SPRINGFIELD, Ore. — About 50 protesters gathered outside the Springfield Police Department Thursday afternoon in response to a recent shooting of a dog.
The crowd says this situation emphasizes the need for more officer training when it comes to dealing with animal control calls. They aren’t the only ones saying more education regarding situations with dogs like this is needed.
The National Canine Research Council created a series of training videos regarding situations like this week’s shooting of a pit bull by a Springfield police officer. It says that more than half of intentional police shootings nationwide involve animals, most often dogs.
“As human beings we’ve learned our entire lives to be extremely skilled at body language and communication with human beings, but not necessarily with members of another species,” said Janis Bradley, NCRC Director of Communications.
And while the NCRC couldn’t say whether these incidents have grown over time, they say the growing access to media attention definitely makes it more apparent.
“Very often people misinterpret dog behavior as aggressive, but it’s really social behaviors. It’s a problem in communities, so police need more information on how to respond,” Bradley said.
The Springfield Police Department says while it doesn’t have as specific training as seen in the videos, they are trained to some extent.
“Officers go through use of force training, which often applies to human beings, but really that’s a big picture thing. It’s the use of discretion,” said Chief Tim Doney, Springfield Police Department.
In this case, while SPD has an animal control unit, it was after hours, so it actually took multiple calls to get an officer to the scene. And police say the dog chased down several people, including a 12-year-old boy. They say a complete stranger saved him, by driving his car in between the dog and the boy so the boy could get in the car.
SPD believes the officer made what he felt was the best decision based on the circumstances he was presented with at the scene.
“This is unfortunate for the animal and for the family and for the owners of the animal. I understand they’re emotionally upset about this, because if it was my family, I would be too. But I also understand that if I was the victim that was chased by the dog or fearful that you’re going to be attacked, there’s probably an equally emotional reaction on the opposite end of the spectrum,” Doney said.
The Springfield Police Department says it also works very closely with its K-9 and animal control units to familiarize themselves with these types of situations.

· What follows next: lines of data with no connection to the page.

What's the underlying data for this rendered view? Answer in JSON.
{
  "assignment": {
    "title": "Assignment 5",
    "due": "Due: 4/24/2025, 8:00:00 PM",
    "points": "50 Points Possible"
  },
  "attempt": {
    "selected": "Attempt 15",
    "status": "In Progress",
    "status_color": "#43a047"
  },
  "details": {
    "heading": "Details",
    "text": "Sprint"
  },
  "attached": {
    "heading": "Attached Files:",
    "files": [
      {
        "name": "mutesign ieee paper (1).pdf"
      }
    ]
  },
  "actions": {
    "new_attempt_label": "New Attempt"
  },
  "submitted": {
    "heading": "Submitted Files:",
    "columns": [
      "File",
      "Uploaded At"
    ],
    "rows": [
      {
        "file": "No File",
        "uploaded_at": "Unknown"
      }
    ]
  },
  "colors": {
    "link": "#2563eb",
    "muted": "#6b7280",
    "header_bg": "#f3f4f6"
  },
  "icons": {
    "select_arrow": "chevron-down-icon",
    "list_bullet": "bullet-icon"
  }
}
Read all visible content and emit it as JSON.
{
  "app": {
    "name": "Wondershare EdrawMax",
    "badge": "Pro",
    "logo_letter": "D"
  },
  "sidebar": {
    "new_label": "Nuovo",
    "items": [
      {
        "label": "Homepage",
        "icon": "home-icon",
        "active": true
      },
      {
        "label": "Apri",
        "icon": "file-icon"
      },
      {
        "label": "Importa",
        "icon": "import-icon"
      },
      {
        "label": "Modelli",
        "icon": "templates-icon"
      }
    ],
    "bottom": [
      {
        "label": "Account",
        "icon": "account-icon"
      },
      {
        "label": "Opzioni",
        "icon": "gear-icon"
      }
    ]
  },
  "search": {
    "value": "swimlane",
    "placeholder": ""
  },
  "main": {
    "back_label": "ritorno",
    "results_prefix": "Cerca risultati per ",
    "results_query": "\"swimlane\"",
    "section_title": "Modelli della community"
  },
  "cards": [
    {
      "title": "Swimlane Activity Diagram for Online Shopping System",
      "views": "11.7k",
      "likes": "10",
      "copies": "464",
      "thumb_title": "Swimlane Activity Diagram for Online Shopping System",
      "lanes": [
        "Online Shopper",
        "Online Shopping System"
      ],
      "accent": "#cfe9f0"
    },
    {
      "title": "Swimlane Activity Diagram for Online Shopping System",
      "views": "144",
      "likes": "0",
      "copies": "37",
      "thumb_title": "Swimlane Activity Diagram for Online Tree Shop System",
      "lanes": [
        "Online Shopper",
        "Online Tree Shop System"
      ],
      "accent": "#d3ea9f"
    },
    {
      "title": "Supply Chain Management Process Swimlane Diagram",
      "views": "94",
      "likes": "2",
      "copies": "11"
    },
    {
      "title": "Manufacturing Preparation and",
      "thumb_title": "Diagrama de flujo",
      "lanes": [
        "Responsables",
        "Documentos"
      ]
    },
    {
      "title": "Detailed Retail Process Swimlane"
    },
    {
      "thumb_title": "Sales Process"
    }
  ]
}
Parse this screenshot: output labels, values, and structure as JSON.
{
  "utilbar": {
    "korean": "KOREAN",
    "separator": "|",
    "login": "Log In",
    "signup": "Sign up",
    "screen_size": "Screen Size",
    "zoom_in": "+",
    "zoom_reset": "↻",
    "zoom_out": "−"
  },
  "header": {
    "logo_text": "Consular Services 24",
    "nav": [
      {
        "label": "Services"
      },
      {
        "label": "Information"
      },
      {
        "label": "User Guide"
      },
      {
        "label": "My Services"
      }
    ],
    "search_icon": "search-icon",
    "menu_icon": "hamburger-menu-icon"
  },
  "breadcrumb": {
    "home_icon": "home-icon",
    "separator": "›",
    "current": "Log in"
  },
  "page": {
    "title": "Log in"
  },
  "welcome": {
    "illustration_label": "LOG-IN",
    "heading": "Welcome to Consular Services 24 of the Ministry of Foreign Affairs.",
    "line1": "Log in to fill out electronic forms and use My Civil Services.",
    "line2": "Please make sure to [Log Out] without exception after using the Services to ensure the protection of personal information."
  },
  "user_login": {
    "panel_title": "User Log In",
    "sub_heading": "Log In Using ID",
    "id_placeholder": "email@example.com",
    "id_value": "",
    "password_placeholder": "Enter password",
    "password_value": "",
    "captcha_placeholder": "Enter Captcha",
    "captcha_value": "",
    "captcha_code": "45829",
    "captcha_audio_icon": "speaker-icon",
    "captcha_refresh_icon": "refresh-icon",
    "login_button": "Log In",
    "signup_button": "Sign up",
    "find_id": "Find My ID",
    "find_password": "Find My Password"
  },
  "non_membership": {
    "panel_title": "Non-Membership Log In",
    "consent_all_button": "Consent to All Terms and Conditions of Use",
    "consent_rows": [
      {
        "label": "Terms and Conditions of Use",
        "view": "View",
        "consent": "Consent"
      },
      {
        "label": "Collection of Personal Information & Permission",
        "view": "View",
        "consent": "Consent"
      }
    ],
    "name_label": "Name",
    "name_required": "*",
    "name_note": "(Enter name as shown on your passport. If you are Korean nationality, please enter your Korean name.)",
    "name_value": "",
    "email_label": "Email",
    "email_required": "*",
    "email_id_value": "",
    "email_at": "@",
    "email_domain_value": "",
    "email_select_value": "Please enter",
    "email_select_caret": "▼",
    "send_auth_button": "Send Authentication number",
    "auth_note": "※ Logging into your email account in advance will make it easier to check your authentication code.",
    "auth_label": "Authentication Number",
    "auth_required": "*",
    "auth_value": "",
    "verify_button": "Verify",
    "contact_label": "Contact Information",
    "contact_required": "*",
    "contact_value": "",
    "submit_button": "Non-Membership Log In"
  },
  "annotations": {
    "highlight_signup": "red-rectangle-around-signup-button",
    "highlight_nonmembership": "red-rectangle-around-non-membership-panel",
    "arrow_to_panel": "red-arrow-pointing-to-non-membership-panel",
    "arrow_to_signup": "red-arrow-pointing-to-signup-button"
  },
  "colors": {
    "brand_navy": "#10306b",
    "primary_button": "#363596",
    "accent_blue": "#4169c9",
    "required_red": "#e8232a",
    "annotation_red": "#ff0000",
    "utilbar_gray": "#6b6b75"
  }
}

As for the current condition of the dog. The vet who saw Kiki says the bullet didn’t appear to go into the brain cavity, and that it’s best in this case to leave the bullet alone and not have it surgically removed.